29. Example 1: At Community Hospital, the burn center is experimenting with a new plasma compress treatment. A random sample of 316 patients with minor burns received the plasma compress treatment. Of these patients, it was found that 259 had no visible scars after treatment. Another random sample of 419 patients with minor burns received no plasma compress treatment. For this group, it was found that 94 had no visible scars after treatment. What is a 95% confidence interval of the difference in proportion of people who had no visible scars between the plasma compress treatment & control group?

30. Assumptions: • Have 2 independent randomly assigned treatment groups • Both distributions are approximately normal since n1p1=259, n1(1-p1)=57, n2p2=94, n2(1-p2)=325 and all > 5 • Population of burn patients is at least 7350. Since these are all burn patients, we can add 316 + 419 = 735. If not the same – you MUST list separately. We are 95% confident that the true proportion of people who had no visible scars between the plasma compress treatment is between 53.7% and 65.4% higher than for the control group.

31. Example 2: Suppose that researchers want to estimate the difference in proportions of people who are against the death penalty in Texas & in California. If the two sample sizes are the same, what size sample is needed to be within 2% of the true difference at 90% confidence? Since both n’s are the same size, you have common denominators – so add! n = 3383

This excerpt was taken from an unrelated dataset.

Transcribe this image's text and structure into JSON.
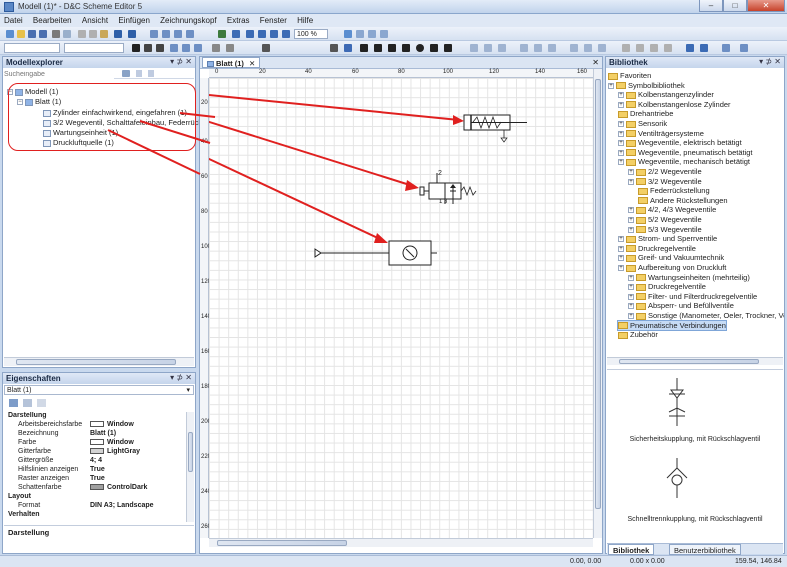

32. Do you think that the proportion of defective PEANUT M&Ms is higher than The proportion of defective PLAIN M&MS?